Competent to counsel? The history of a conservative Protestant anti-psychiatry movement
In 1970 Jay Adams, a Presbyterian minister, launched an anti-psychiatry movement among American, conservative Protestants. Partly inspired by O. H. Mowrer and Thomas Szasz, Adams made a three-fold claim. First, modern psychological theories were bad theology, misinterpreting functional problems in living. Second, psychotherapeutic professions were a false pastorate, interlopers on tasks that properly belonged to pastors. Third, the Bible, as interpreted by Reformed Protestants, taught pastors the matters necessary to counsel competently. Adams's "nouthetic counseling" rapidly developed the institutional forms that typically signal a profession. But it was environed by three powerful professional neighbors. Secular psychological professions dominated twentieth-century discourse and practice regarding problems in living. The mainline Protestant pastoral counseling movement had shaped religious counseling from the 1940s. A rapidly professionalizing community of evangelical psychotherapists shared Adams's conservative Protestant faith but looked to integrate that faith with modern psychologies. A conflict over professional jurisdiction ensued between Adams and evangelical psychotherapists. This conflict has never been documented historically. I studied it almost exclusively from primary sources: interviews, publications, case records. Adams's intellectual system contained six main parts. First, his epistemology arose from Reformed Protestantism, and featured the Bible. Second, he defined problems in living morally, as expressions of sin. Third, he treated physiological and social constraints as the context of personal problems, not their cause. Fourth, he proclaimed the grace of Christ as the comprehensive solution to life's problems. Fifth, he defined counseling as pastoral and church-based. Sixth, he subjected secular psychologies to a program of suspicion, debunking their intellectual and professional claims. Adams gained followers among pastors and their parishioners, but largely lost the interprofessional conflict. In the 1980s evangelical psychotherapists successfully asserted their claim to cultural authority over problems in living, extending their institutional power in higher education, publishing, and the provision of care. The nouthetic counseling movement became isolated from the mainstream of conservative Protestantism; its institutions languished; fault lines emerged internally. But in the 1990s, nouthetic counseling again began to prosper.
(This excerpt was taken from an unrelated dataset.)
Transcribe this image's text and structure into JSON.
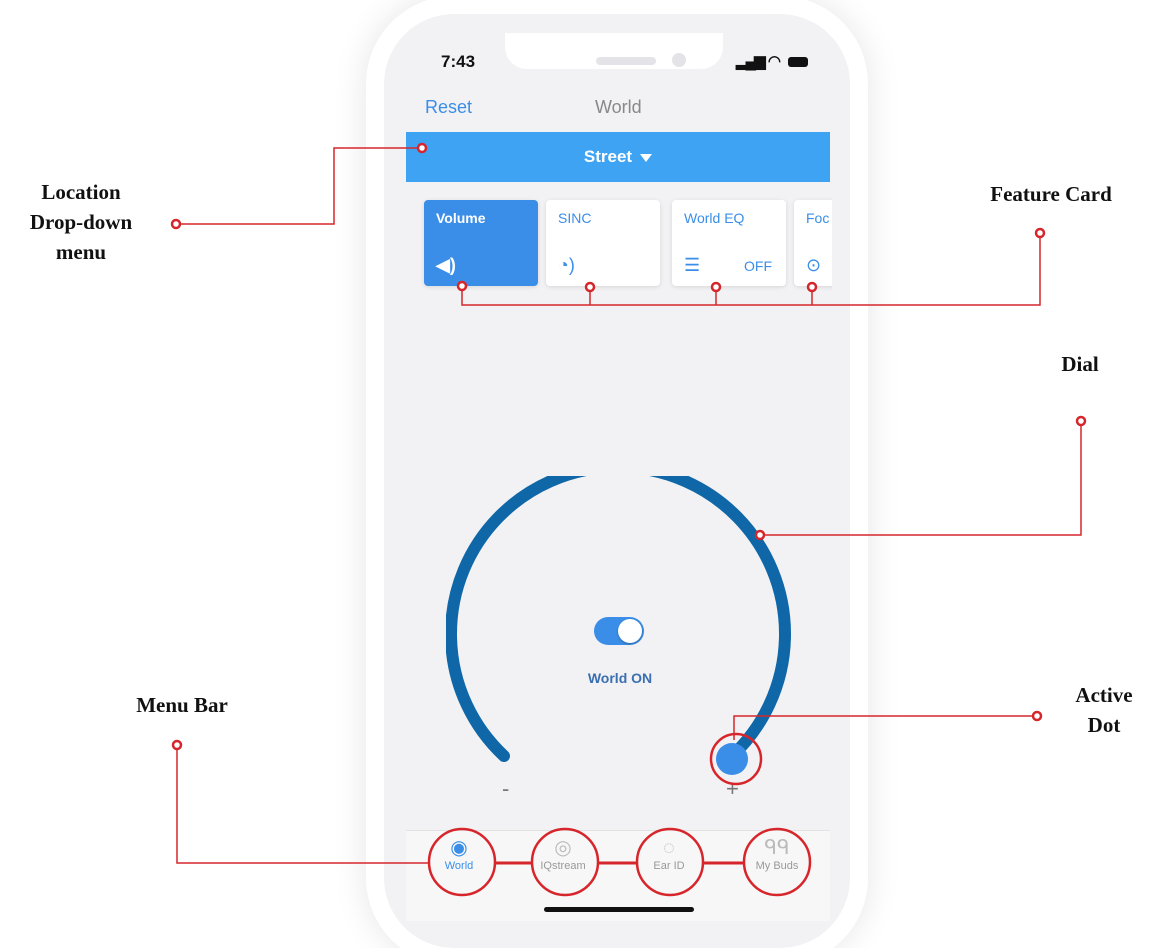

Science history|Religious history|Clergy|Psychotherapy|Mental health|Biographies
Powlison, David Arthur, "Competent to counsel? The history of a conservative Protestant anti-psychiatry movement" (1996). Dissertations available from ProQuest. AAI9712988.